“The yuan exchange rate is not the major reason for the trade imbalance” with the U.S., argued the paper, adding that “politicizing the exchange rate will not solve the savings insufficiencies, trade deficit, and high unemployment in the U.S.”

Underlining its “firm opposition” to the Senate vote, the Central Bank guided its currency 0.5 percent below its daily reference rate Wednesday, the maximum devaluation possible in one day under rules governing the exchange rate.

Chinese officials have warned that the protectionist moves the Senate bill would require, such as countervailing U.S. duties on Chinese imports benefiting from an artificially low yuan, would provoke retaliation.

A trade war?
“Should the proposed legislation be made into law, the result would be a trade war between China and the U.S. and that would be a lose-lose situation for both sides,” Deputy Foreign Minister Cui Tiankai told reporters earlier this week.

Chinese economists say Beijing is reluctant to allow more than a gradual strengthening of the yuan for fear of putting export-oriented Chinese companies out of business and their workers out of a job.

Rising unemployment would threaten social unrest that would scare the government into more conservative economic policies, suggests Lu Zhengwei, chief economist at the Industrial Bank Co. in Shanghai.

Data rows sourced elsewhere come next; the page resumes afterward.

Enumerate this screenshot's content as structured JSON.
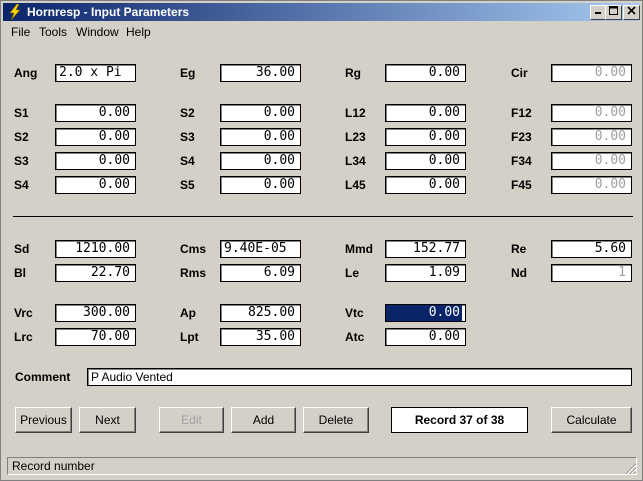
{
  "window": {
    "title": "Hornresp - Input Parameters"
  },
  "menu": [
    "File",
    "Tools",
    "Window",
    "Help"
  ],
  "rows": {
    "r1": [
      {
        "label": "Ang",
        "value": "2.0 x Pi"
      },
      {
        "label": "Eg",
        "value": "36.00"
      },
      {
        "label": "Rg",
        "value": "0.00"
      },
      {
        "label": "Cir",
        "value": "0.00"
      }
    ],
    "r2": [
      {
        "label": "S1",
        "value": "0.00"
      },
      {
        "label": "S2",
        "value": "0.00"
      },
      {
        "label": "L12",
        "value": "0.00"
      },
      {
        "label": "F12",
        "value": "0.00"
      }
    ],
    "r3": [
      {
        "label": "S2",
        "value": "0.00"
      },
      {
        "label": "S3",
        "value": "0.00"
      },
      {
        "label": "L23",
        "value": "0.00"
      },
      {
        "label": "F23",
        "value": "0.00"
      }
    ],
    "r4": [
      {
        "label": "S3",
        "value": "0.00"
      },
      {
        "label": "S4",
        "value": "0.00"
      },
      {
        "label": "L34",
        "value": "0.00"
      },
      {
        "label": "F34",
        "value": "0.00"
      }
    ],
    "r5": [
      {
        "label": "S4",
        "value": "0.00"
      },
      {
        "label": "S5",
        "value": "0.00"
      },
      {
        "label": "L45",
        "value": "0.00"
      },
      {
        "label": "F45",
        "value": "0.00"
      }
    ],
    "r6": [
      {
        "label": "Sd",
        "value": "1210.00"
      },
      {
        "label": "Cms",
        "value": "9.40E-05"
      },
      {
        "label": "Mmd",
        "value": "152.77"
      },
      {
        "label": "Re",
        "value": "5.60"
      }
    ],
    "r7": [
      {
        "label": "Bl",
        "value": "22.70"
      },
      {
        "label": "Rms",
        "value": "6.09"
      },
      {
        "label": "Le",
        "value": "1.09"
      },
      {
        "label": "Nd",
        "value": "1"
      }
    ],
    "r8": [
      {
        "label": "Vrc",
        "value": "300.00"
      },
      {
        "label": "Ap",
        "value": "825.00"
      },
      {
        "label": "Vtc",
        "value": "0.00"
      }
    ],
    "r9": [
      {
        "label": "Lrc",
        "value": "70.00"
      },
      {
        "label": "Lpt",
        "value": "35.00"
      },
      {
        "label": "Atc",
        "value": "0.00"
      }
    ]
  },
  "comment": {
    "label": "Comment",
    "value": "P Audio Vented"
  },
  "buttons": {
    "previous": "Previous",
    "next": "Next",
    "edit": "Edit",
    "add": "Add",
    "delete": "Delete",
    "calculate": "Calculate"
  },
  "record": "Record 37 of 38",
  "status": "Record number",
  "colors": {
    "titlebar_start": "#0a246a",
    "titlebar_end": "#a6caf0",
    "face": "#d4d0c8",
    "disabled_text": "#a0a0a0",
    "selection": "#0a246a"
  }
}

“That would derail the structural adjustment” the authorities must implement to solve the exchange rate problem once and for all, basing China’s economic growth on domestic consumption, not on exports, says Lu. Even in the best of cases “this project will take several years,” he warns.

Peter Ford is a staff writer for the Christian Science Monitor.